** Opening Task input block **

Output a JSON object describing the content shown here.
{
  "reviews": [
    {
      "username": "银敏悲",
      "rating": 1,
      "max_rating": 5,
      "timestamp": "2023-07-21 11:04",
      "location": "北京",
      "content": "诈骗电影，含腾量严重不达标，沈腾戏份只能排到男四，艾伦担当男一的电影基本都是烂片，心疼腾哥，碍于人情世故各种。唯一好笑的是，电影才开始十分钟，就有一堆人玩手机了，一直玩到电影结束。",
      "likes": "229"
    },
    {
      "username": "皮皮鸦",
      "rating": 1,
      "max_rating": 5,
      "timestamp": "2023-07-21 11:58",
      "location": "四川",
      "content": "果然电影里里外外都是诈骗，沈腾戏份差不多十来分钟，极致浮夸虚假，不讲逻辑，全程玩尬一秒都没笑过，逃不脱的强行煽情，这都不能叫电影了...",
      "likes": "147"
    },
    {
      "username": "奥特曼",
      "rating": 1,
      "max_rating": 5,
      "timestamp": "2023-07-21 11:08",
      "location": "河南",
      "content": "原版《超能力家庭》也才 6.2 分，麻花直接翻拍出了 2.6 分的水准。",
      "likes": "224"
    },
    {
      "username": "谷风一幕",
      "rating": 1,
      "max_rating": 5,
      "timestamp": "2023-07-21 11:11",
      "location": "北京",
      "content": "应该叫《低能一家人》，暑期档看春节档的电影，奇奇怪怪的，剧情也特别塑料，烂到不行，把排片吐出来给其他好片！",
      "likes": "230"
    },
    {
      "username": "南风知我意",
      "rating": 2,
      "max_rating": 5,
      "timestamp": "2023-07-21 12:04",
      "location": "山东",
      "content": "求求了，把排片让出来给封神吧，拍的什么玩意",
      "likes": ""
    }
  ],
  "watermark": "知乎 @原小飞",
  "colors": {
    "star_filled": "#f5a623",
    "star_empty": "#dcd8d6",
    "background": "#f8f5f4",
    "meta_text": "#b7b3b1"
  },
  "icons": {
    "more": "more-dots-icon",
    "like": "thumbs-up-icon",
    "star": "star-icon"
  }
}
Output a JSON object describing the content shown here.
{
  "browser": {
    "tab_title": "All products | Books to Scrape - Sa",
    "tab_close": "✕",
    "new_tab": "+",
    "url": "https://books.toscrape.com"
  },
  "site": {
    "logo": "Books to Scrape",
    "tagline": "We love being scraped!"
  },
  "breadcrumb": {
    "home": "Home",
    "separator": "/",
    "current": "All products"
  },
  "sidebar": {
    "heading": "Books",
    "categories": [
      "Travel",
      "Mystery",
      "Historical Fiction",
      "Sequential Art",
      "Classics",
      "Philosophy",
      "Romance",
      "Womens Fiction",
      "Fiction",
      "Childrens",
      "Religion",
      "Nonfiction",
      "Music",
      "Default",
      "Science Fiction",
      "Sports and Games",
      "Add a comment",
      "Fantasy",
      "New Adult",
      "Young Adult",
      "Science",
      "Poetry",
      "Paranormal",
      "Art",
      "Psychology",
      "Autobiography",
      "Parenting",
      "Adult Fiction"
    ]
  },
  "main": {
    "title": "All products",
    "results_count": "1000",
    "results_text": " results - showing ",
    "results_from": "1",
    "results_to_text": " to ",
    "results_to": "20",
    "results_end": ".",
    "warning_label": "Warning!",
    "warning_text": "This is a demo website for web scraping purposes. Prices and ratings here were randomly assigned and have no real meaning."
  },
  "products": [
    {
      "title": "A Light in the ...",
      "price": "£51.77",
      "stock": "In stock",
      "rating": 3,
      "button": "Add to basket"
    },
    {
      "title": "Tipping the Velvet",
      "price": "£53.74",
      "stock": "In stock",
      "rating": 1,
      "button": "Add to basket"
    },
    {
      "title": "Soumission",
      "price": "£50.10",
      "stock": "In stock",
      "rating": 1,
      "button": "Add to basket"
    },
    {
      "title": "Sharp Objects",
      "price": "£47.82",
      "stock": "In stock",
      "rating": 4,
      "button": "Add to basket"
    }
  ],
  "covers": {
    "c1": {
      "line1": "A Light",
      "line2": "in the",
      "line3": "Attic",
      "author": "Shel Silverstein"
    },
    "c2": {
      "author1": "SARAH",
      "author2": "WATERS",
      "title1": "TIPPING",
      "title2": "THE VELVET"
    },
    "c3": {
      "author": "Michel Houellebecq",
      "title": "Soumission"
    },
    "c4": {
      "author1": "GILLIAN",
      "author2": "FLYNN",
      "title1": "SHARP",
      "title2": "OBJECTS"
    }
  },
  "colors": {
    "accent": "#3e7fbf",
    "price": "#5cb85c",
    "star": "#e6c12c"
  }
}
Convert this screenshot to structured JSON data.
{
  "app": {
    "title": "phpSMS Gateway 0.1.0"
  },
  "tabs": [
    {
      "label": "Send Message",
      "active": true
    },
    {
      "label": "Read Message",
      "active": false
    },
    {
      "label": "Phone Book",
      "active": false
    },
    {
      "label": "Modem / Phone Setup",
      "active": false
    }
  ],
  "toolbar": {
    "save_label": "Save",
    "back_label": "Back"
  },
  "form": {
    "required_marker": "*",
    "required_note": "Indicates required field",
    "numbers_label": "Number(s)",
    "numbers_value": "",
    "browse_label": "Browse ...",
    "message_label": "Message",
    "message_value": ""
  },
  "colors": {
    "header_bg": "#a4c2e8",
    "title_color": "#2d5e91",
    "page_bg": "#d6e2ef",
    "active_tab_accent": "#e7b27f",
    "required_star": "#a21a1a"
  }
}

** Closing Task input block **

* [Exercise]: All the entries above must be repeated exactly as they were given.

* [Answer to this task]:
Output a JSON object describing the content shown here.
{
  "reviews": [
    {
      "username": "银敏悲",
      "rating": 1,
      "max_rating": 5,
      "timestamp": "2023-07-21 11:04",
      "location": "北京",
      "content": "诈骗电影，含腾量严重不达标，沈腾戏份只能排到男四，艾伦担当男一的电影基本都是烂片，心疼腾哥，碍于人情世故各种。唯一好笑的是，电影才开始十分钟，就有一堆人玩手机了，一直玩到电影结束。",
      "likes": "229"
    },
    {
      "username": "皮皮鸦",
      "rating": 1,
      "max_rating": 5,
      "timestamp": "2023-07-21 11:58",
      "location": "四川",
      "content": "果然电影里里外外都是诈骗，沈腾戏份差不多十来分钟，极致浮夸虚假，不讲逻辑，全程玩尬一秒都没笑过，逃不脱的强行煽情，这都不能叫电影了...",
      "likes": "147"
    },
    {
      "username": "奥特曼",
      "rating": 1,
      "max_rating": 5,
      "timestamp": "2023-07-21 11:08",
      "location": "河南",
      "content": "原版《超能力家庭》也才 6.2 分，麻花直接翻拍出了 2.6 分的水准。",
      "likes": "224"
    },
    {
      "username": "谷风一幕",
      "rating": 1,
      "max_rating": 5,
      "timestamp": "2023-07-21 11:11",
      "location": "北京",
      "content": "应该叫《低能一家人》，暑期档看春节档的电影，奇奇怪怪的，剧情也特别塑料，烂到不行，把排片吐出来给其他好片！",
      "likes": "230"
    },
    {
      "username": "南风知我意",
      "rating": 2,
      "max_rating": 5,
      "timestamp": "2023-07-21 12:04",
      "location": "山东",
      "content": "求求了，把排片让出来给封神吧，拍的什么玩意",
      "likes": ""
    }
  ],
  "watermark": "知乎 @原小飞",
  "colors": {
    "star_filled": "#f5a623",
    "star_empty": "#dcd8d6",
    "background": "#f8f5f4",
    "meta_text": "#b7b3b1"
  },
  "icons": {
    "more": "more-dots-icon",
    "like": "thumbs-up-icon",
    "star": "star-icon"
  }
}
Output a JSON object describing the content shown here.
{
  "browser": {
    "tab_title": "All products | Books to Scrape - Sa",
    "tab_close": "✕",
    "new_tab": "+",
    "url": "https://books.toscrape.com"
  },
  "site": {
    "logo": "Books to Scrape",
    "tagline": "We love being scraped!"
  },
  "breadcrumb": {
    "home": "Home",
    "separator": "/",
    "current": "All products"
  },
  "sidebar": {
    "heading": "Books",
    "categories": [
      "Travel",
      "Mystery",
      "Historical Fiction",
      "Sequential Art",
      "Classics",
      "Philosophy",
      "Romance",
      "Womens Fiction",
      "Fiction",
      "Childrens",
      "Religion",
      "Nonfiction",
      "Music",
      "Default",
      "Science Fiction",
      "Sports and Games",
      "Add a comment",
      "Fantasy",
      "New Adult",
      "Young Adult",
      "Science",
      "Poetry",
      "Paranormal",
      "Art",
      "Psychology",
      "Autobiography",
      "Parenting",
      "Adult Fiction"
    ]
  },
  "main": {
    "title": "All products",
    "results_count": "1000",
    "results_text": " results - showing ",
    "results_from": "1",
    "results_to_text": " to ",
    "results_to": "20",
    "results_end": ".",
    "warning_label": "Warning!",
    "warning_text": "This is a demo website for web scraping purposes. Prices and ratings here were randomly assigned and have no real meaning."
  },
  "products": [
    {
      "title": "A Light in the ...",
      "price": "£51.77",
      "stock": "In stock",
      "rating": 3,
      "button": "Add to basket"
    },
    {
      "title": "Tipping the Velvet",
      "price": "£53.74",
      "stock": "In stock",
      "rating": 1,
      "button": "Add to basket"
    },
    {
      "title": "Soumission",
      "price": "£50.10",
      "stock": "In stock",
      "rating": 1,
      "button": "Add to basket"
    },
    {
      "title": "Sharp Objects",
      "price": "£47.82",
      "stock": "In stock",
      "rating": 4,
      "button": "Add to basket"
    }
  ],
  "covers": {
    "c1": {
      "line1": "A Light",
      "line2": "in the",
      "line3": "Attic",
      "author": "Shel Silverstein"
    },
    "c2": {
      "author1": "SARAH",
      "author2": "WATERS",
      "title1": "TIPPING",
      "title2": "THE VELVET"
    },
    "c3": {
      "author": "Michel Houellebecq",
      "title": "Soumission"
    },
    "c4": {
      "author1": "GILLIAN",
      "author2": "FLYNN",
      "title1": "SHARP",
      "title2": "OBJECTS"
    }
  },
  "colors": {
    "accent": "#3e7fbf",
    "price": "#5cb85c",
    "star": "#e6c12c"
  }
}
Convert this screenshot to structured JSON data.
{
  "app": {
    "title": "phpSMS Gateway 0.1.0"
  },
  "tabs": [
    {
      "label": "Send Message",
      "active": true
    },
    {
      "label": "Read Message",
      "active": false
    },
    {
      "label": "Phone Book",
      "active": false
    },
    {
      "label": "Modem / Phone Setup",
      "active": false
    }
  ],
  "toolbar": {
    "save_label": "Save",
    "back_label": "Back"
  },
  "form": {
    "required_marker": "*",
    "required_note": "Indicates required field",
    "numbers_label": "Number(s)",
    "numbers_value": "",
    "browse_label": "Browse ...",
    "message_label": "Message",
    "message_value": ""
  },
  "colors": {
    "header_bg": "#a4c2e8",
    "title_color": "#2d5e91",
    "page_bg": "#d6e2ef",
    "active_tab_accent": "#e7b27f",
    "required_star": "#a21a1a"
  }
}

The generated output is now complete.